Le Corbusier: in his own words by Antoine Vigne and Betty Bone
Papadakis, 2009
Hardcover, 48 pages

When my daughter was born last year, one of the gifts she received was a children's book on Roberto, the Insect Architect. This gift came from a friend, an architect. And being that it was given to a girl whose parents are both architects, the gift is entirely appropriate. But since then I've noticed a number of books on architects and architecture that are geared to children, like a reworking of the Three Little Pigs with Frank Lloyd Wright, Le Corbusier and Frank Gehry. Are there enough architects giving their own or other kids books on architecture to sustain this trend? Or is architecture achieving a level of popularity where books on the personalities creating architecture are appealing to a wider audience? It's probably not so black-and-white, but books like these have the potential of making architecture more understandable and appealing to a younger audience.

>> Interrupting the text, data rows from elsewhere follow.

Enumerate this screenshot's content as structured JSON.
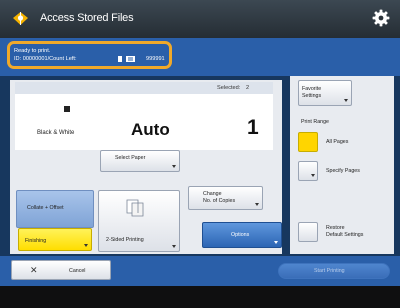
{
  "titlebar": {
    "title": "Access Stored Files",
    "app_icon": "printer-status-icon",
    "settings_icon": "gear-icon"
  },
  "status": {
    "line1": "Ready to print.",
    "line2": "ID: 00000001/Count Left:",
    "counter_value": "999991",
    "icons": [
      "printer-icon",
      "counter-icon"
    ],
    "highlight_color": "#f0a92a"
  },
  "summary": {
    "selected_label": "Selected:",
    "selected_count": "2",
    "color_mode": "Black & White",
    "paper": "Auto",
    "copies": "1"
  },
  "buttons": {
    "select_paper": "Select Paper",
    "change_copies": [
      "Change",
      "No. of Copies"
    ],
    "collate": "Collate + Offset",
    "finishing": "Finishing",
    "two_sided": "2-Sided Printing",
    "options": "Options"
  },
  "side": {
    "favorite_settings": [
      "Favorite",
      "Settings"
    ],
    "print_range_label": "Print Range",
    "all_pages": "All Pages",
    "specify_pages": "Specify Pages",
    "restore_defaults": [
      "Restore",
      "Default Settings"
    ]
  },
  "bottom": {
    "cancel": "Cancel",
    "start_printing": "Start Printing"
  },
  "colors": {
    "panel_blue": "#2a5fa9",
    "accent_yellow": "#ffd500",
    "options_blue": "#2c65b4"
  }
}
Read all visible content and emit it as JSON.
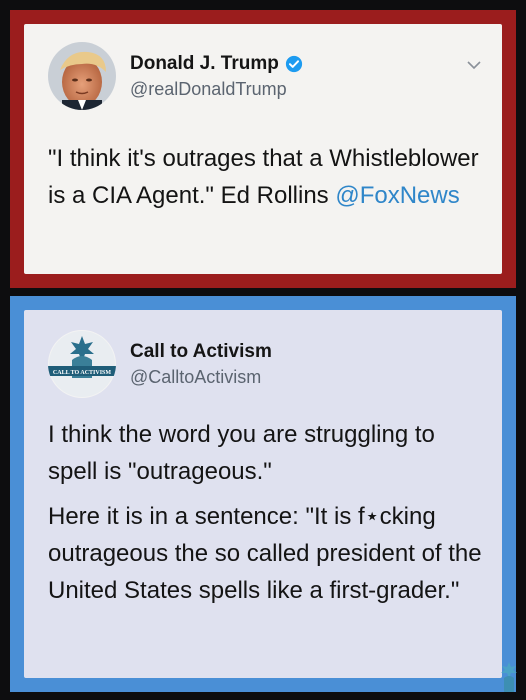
{
  "tweet1": {
    "name": "Donald J. Trump",
    "handle": "@realDonaldTrump",
    "text_main": "\"I think it's outrages that a Whistleblower is a CIA Agent.\" Ed Rollins ",
    "mention": "@FoxNews",
    "border_color": "#9b1d1d"
  },
  "tweet2": {
    "name": "Call to Activism",
    "handle": "@CalltoActivism",
    "avatar_text": "CALL TO ACTIVISM",
    "para1": "I think the word you are struggling to spell is \"outrageous.\"",
    "para2": "Here it is in a sentence: \"It is f⋆cking outrageous the so called president of the United States spells like a first-grader.\"",
    "border_color": "#4a8fd6"
  },
  "icons": [
    "verified-badge-icon",
    "chevron-down-icon",
    "liberty-logo-icon"
  ]
}
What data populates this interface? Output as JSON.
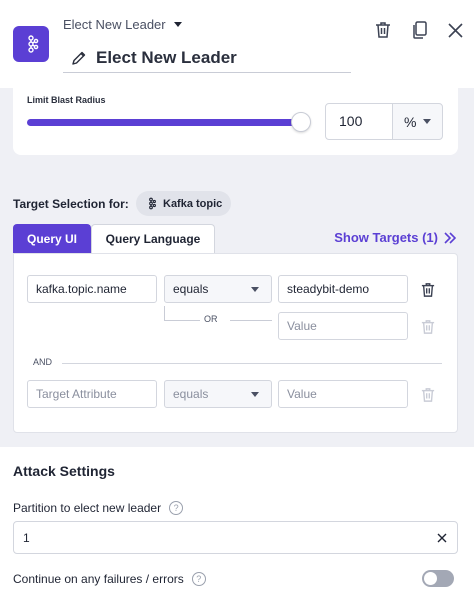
{
  "header": {
    "type_select_label": "Elect New Leader",
    "title": "Elect New Leader"
  },
  "blast_radius": {
    "label": "Limit Blast Radius",
    "value": "100",
    "unit": "%",
    "slider_level_percent": 100
  },
  "target_selection": {
    "label": "Target Selection for:",
    "target_type": "Kafka topic",
    "tabs": [
      {
        "label": "Query UI",
        "active": true
      },
      {
        "label": "Query Language",
        "active": false
      }
    ],
    "show_targets": "Show Targets (1)",
    "rows": [
      {
        "attribute": "kafka.topic.name",
        "operator": "equals",
        "value": "steadybit-demo"
      },
      {
        "attribute": "",
        "operator": "",
        "value": "",
        "value_placeholder": "Value"
      },
      {
        "attribute": "",
        "attribute_placeholder": "Target Attribute",
        "operator": "equals",
        "value": "",
        "value_placeholder": "Value"
      }
    ],
    "or_label": "OR",
    "and_label": "AND"
  },
  "attack_settings": {
    "title": "Attack Settings",
    "partition_label": "Partition to elect new leader",
    "partition_value": "1",
    "continue_label": "Continue on any failures / errors",
    "continue_enabled": false
  },
  "colors": {
    "accent": "#5b3fd4",
    "panel_gray": "#eff0f5"
  },
  "icons": {
    "app": "kafka-icon",
    "title_edit": "pencil-icon",
    "delete": "trash-icon",
    "duplicate": "copy-icon",
    "close": "close-icon",
    "show_targets": "double-chevron-right-icon",
    "help": "question-circle-icon"
  }
}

Perhaps they won't all go on to become architects, but they will at least have an interest that acknowledges the importance of ideas and personalities in shaping buildings and cities.

This children's book on Le Corbusier uses, as the title indicates, the architect's own words to explain key concepts from his writings and in his buildings. The Maison Domino is here, as is the Modular, the Plan Voisin and much more. It could be called a "highlight reel" of Le Corbusier's career, but in a book for children that seems more than satisfactory. What comes to the fore in reviewing this book is how the architect's words work on the page. Devised by Antoine Vigne and illustrated by Betty Bone, the large-format book is a collage of drawings, clippings, photographs, colorful illustrations, and the architect's words layered on top. When Vigne and Bone have some fun -- juxtaposing the Unite d'Habitation in Marseilles with the inspiration of steamships on the architect, setting the building afloat on waves -- the book is most imaginative and successful. As well the book does a commendable job when it ties the various words and ideas of Le Corbusier together across subsequent spreads, though some become standalones detached from the larger whole of the architect's life.

Overall the book uses illustrations to convey complex ideas to a young audience. By using Le Corbusier's own words, the concepts cannot be dumbed down, but they can be further explained with the accompanying images. That is the key to the book's success. Produced in sponsorship with the Fondation Le Corbusier, in the future I could see the same treatment for other architects happening, particularly the other "two little pigs."